Liberation and its Constraints: A Philosophical Analysis of Key Issues in Psychiatry (by Steven Bindeman)

Abstract: There can be no question that we are living in a post-Husserlian and post-Freudian world. Their modernist dream, consistent with Enlightenment ideals, was to create a perfectible science of consciousness that would ultimately have the power to liberate people from their confused and conflicted selves. But we can’t seem to get past the distortions that surround us. We are incessantly exposed to all sorts of images containing signifiers that we are unable to ignore. If in consequence we tend to internalize and become consumed by an increasingly large number of signified impressions that are uncontrollable and insatiable, then the limits of any science of consciousness become increasingly clear, and the insights made possible by hermeneutical interpretation must be included in our ongoing efforts to liberate ourselves from them.

Now (by Gordon Globus)

Abstract: The Now is not of time but of Being, dis-closure. Time is continually stretched (Heidegger’s temporal ekstases) whereas Now is a match “between-two.” The now is unfolded anew in the dual mode match of each segmented Moment. There is no universal creative Now, as Nixon (2010) suggests, but unique fragmented Nows, monadological Nows, discreet dis-closures of Being within scattered monads of sufficient complexity.

‘Landscapes’ of Mentality, Consciousness and Time (by Chris Nunn)

Abstract: This paper describes ‘mentality’ in terms of the contents of dynamic state spaces, then goes on to explore how consciousness-associated features of these contents, termed ‘ruling attractors’, could ‘map’ onto neural states. A fractal mapping, its links with memory mediated by the protein CaMKll, is pictured; it’s a view that, with minor differences of emphasis, turns out to have a lot in common with Stuart Hameroff’s ‘conscious pilot’ as far as the neural (though not quantum computational) picture is concerned. Finally, it is proposed that consciousness itself may be a local field, supervenient on fractally mapped ‘ruling attractors’and due to time-related symmetry breaking. Lines of evidence that may prove relevant to these ideas are indicated. I thus argue that consciousness can be described as a succession of ‘ruling attractors’ in the brain; it is based on fractal patterns of calcium waves, interacting with EEG fields and recorded by changes in protein (CaMKll) activation, while it may turn out to be a modulated ‘temporal field’.

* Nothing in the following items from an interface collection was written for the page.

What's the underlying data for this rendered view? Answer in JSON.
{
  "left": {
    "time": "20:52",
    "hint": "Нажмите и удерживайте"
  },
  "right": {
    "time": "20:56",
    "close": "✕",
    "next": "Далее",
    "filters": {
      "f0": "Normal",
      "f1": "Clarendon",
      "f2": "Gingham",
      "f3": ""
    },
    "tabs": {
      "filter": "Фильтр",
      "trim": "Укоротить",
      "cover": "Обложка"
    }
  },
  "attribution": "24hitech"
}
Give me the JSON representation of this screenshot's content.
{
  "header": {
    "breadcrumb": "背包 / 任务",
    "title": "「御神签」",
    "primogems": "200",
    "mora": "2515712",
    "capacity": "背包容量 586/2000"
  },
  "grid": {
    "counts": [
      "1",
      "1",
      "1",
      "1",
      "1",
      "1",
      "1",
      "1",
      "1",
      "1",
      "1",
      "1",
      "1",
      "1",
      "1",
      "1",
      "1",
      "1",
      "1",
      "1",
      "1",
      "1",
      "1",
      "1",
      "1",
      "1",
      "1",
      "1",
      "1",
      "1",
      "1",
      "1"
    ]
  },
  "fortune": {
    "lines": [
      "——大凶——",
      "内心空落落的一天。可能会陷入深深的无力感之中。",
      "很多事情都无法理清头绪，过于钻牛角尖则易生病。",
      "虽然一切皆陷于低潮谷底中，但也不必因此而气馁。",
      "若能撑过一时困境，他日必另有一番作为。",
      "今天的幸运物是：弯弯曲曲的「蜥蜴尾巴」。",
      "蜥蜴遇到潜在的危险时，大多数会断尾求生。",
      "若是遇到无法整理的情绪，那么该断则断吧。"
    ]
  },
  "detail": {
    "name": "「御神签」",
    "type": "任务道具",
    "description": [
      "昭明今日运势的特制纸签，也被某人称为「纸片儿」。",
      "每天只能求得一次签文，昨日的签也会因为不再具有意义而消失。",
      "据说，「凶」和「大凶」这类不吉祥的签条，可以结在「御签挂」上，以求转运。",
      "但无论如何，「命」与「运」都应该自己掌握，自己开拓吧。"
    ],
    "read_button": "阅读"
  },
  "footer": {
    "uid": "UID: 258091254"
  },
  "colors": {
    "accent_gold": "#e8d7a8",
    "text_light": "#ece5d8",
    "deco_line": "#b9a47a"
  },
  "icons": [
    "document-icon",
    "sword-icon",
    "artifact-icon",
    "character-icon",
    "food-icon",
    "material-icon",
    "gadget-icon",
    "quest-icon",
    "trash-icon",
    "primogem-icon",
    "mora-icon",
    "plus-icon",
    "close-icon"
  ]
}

Administrator · Apr 14 '12 · Tags: consciousness, time, mystery